↓↓↓
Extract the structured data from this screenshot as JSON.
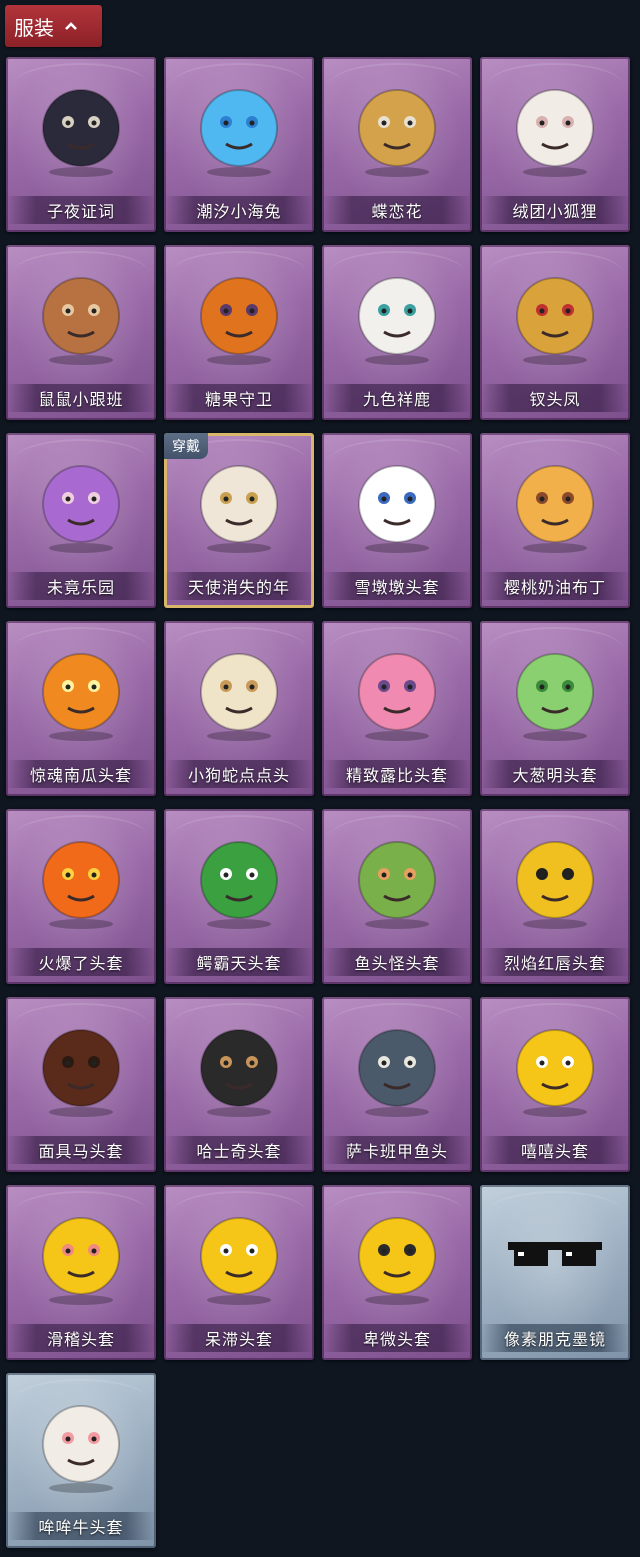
{
  "category": {
    "label": "服装"
  },
  "equipped_badge": "穿戴",
  "items": [
    {
      "name": "子夜证词",
      "icon": "owl-costume-icon",
      "tint": "purple"
    },
    {
      "name": "潮汐小海兔",
      "icon": "blue-sea-bunny-icon",
      "tint": "purple"
    },
    {
      "name": "蝶恋花",
      "icon": "bell-wreath-icon",
      "tint": "purple"
    },
    {
      "name": "绒团小狐狸",
      "icon": "white-fox-icon",
      "tint": "purple"
    },
    {
      "name": "鼠鼠小跟班",
      "icon": "hamster-icon",
      "tint": "purple"
    },
    {
      "name": "糖果守卫",
      "icon": "pumpkin-scarecrow-icon",
      "tint": "purple"
    },
    {
      "name": "九色祥鹿",
      "icon": "deer-icon",
      "tint": "purple"
    },
    {
      "name": "钗头凤",
      "icon": "phoenix-crown-doll-icon",
      "tint": "purple"
    },
    {
      "name": "未竟乐园",
      "icon": "purple-hair-doll-icon",
      "tint": "purple"
    },
    {
      "name": "天使消失的年",
      "icon": "angel-doll-icon",
      "tint": "purple",
      "equipped": true
    },
    {
      "name": "雪墩墩头套",
      "icon": "snowman-head-icon",
      "tint": "purple"
    },
    {
      "name": "樱桃奶油布丁",
      "icon": "pudding-head-icon",
      "tint": "purple"
    },
    {
      "name": "惊魂南瓜头套",
      "icon": "pumpkin-head-icon",
      "tint": "purple"
    },
    {
      "name": "小狗蛇点点头",
      "icon": "snake-head-icon",
      "tint": "purple"
    },
    {
      "name": "精致露比头套",
      "icon": "pink-beaver-head-icon",
      "tint": "purple"
    },
    {
      "name": "大葱明头套",
      "icon": "scallion-head-icon",
      "tint": "purple"
    },
    {
      "name": "火爆了头套",
      "icon": "fire-head-icon",
      "tint": "purple"
    },
    {
      "name": "鳄霸天头套",
      "icon": "crocodile-head-icon",
      "tint": "purple"
    },
    {
      "name": "鱼头怪头套",
      "icon": "fish-head-icon",
      "tint": "purple"
    },
    {
      "name": "烈焰红唇头套",
      "icon": "yellow-mask-head-icon",
      "tint": "purple"
    },
    {
      "name": "面具马头套",
      "icon": "horse-head-icon",
      "tint": "purple"
    },
    {
      "name": "哈士奇头套",
      "icon": "dog-head-icon",
      "tint": "purple"
    },
    {
      "name": "萨卡班甲鱼头",
      "icon": "fish-blob-head-icon",
      "tint": "purple"
    },
    {
      "name": "嘻嘻头套",
      "icon": "grin-emoji-head-icon",
      "tint": "purple"
    },
    {
      "name": "滑稽头套",
      "icon": "smirk-emoji-head-icon",
      "tint": "purple"
    },
    {
      "name": "呆滞头套",
      "icon": "stare-emoji-head-icon",
      "tint": "purple"
    },
    {
      "name": "卑微头套",
      "icon": "shy-emoji-head-icon",
      "tint": "purple"
    },
    {
      "name": "像素朋克墨镜",
      "icon": "pixel-sunglasses-icon",
      "tint": "blue"
    },
    {
      "name": "哞哞牛头套",
      "icon": "cow-head-icon",
      "tint": "blue"
    }
  ]
}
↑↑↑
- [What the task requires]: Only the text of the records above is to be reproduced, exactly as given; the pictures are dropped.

- [Completed exercise]:
Extract the structured data from this screenshot as JSON.
{
  "category": {
    "label": "服装"
  },
  "equipped_badge": "穿戴",
  "items": [
    {
      "name": "子夜证词",
      "icon": "owl-costume-icon",
      "tint": "purple"
    },
    {
      "name": "潮汐小海兔",
      "icon": "blue-sea-bunny-icon",
      "tint": "purple"
    },
    {
      "name": "蝶恋花",
      "icon": "bell-wreath-icon",
      "tint": "purple"
    },
    {
      "name": "绒团小狐狸",
      "icon": "white-fox-icon",
      "tint": "purple"
    },
    {
      "name": "鼠鼠小跟班",
      "icon": "hamster-icon",
      "tint": "purple"
    },
    {
      "name": "糖果守卫",
      "icon": "pumpkin-scarecrow-icon",
      "tint": "purple"
    },
    {
      "name": "九色祥鹿",
      "icon": "deer-icon",
      "tint": "purple"
    },
    {
      "name": "钗头凤",
      "icon": "phoenix-crown-doll-icon",
      "tint": "purple"
    },
    {
      "name": "未竟乐园",
      "icon": "purple-hair-doll-icon",
      "tint": "purple"
    },
    {
      "name": "天使消失的年",
      "icon": "angel-doll-icon",
      "tint": "purple",
      "equipped": true
    },
    {
      "name": "雪墩墩头套",
      "icon": "snowman-head-icon",
      "tint": "purple"
    },
    {
      "name": "樱桃奶油布丁",
      "icon": "pudding-head-icon",
      "tint": "purple"
    },
    {
      "name": "惊魂南瓜头套",
      "icon": "pumpkin-head-icon",
      "tint": "purple"
    },
    {
      "name": "小狗蛇点点头",
      "icon": "snake-head-icon",
      "tint": "purple"
    },
    {
      "name": "精致露比头套",
      "icon": "pink-beaver-head-icon",
      "tint": "purple"
    },
    {
      "name": "大葱明头套",
      "icon": "scallion-head-icon",
      "tint": "purple"
    },
    {
      "name": "火爆了头套",
      "icon": "fire-head-icon",
      "tint": "purple"
    },
    {
      "name": "鳄霸天头套",
      "icon": "crocodile-head-icon",
      "tint": "purple"
    },
    {
      "name": "鱼头怪头套",
      "icon": "fish-head-icon",
      "tint": "purple"
    },
    {
      "name": "烈焰红唇头套",
      "icon": "yellow-mask-head-icon",
      "tint": "purple"
    },
    {
      "name": "面具马头套",
      "icon": "horse-head-icon",
      "tint": "purple"
    },
    {
      "name": "哈士奇头套",
      "icon": "dog-head-icon",
      "tint": "purple"
    },
    {
      "name": "萨卡班甲鱼头",
      "icon": "fish-blob-head-icon",
      "tint": "purple"
    },
    {
      "name": "嘻嘻头套",
      "icon": "grin-emoji-head-icon",
      "tint": "purple"
    },
    {
      "name": "滑稽头套",
      "icon": "smirk-emoji-head-icon",
      "tint": "purple"
    },
    {
      "name": "呆滞头套",
      "icon": "stare-emoji-head-icon",
      "tint": "purple"
    },
    {
      "name": "卑微头套",
      "icon": "shy-emoji-head-icon",
      "tint": "purple"
    },
    {
      "name": "像素朋克墨镜",
      "icon": "pixel-sunglasses-icon",
      "tint": "blue"
    },
    {
      "name": "哞哞牛头套",
      "icon": "cow-head-icon",
      "tint": "blue"
    }
  ]
}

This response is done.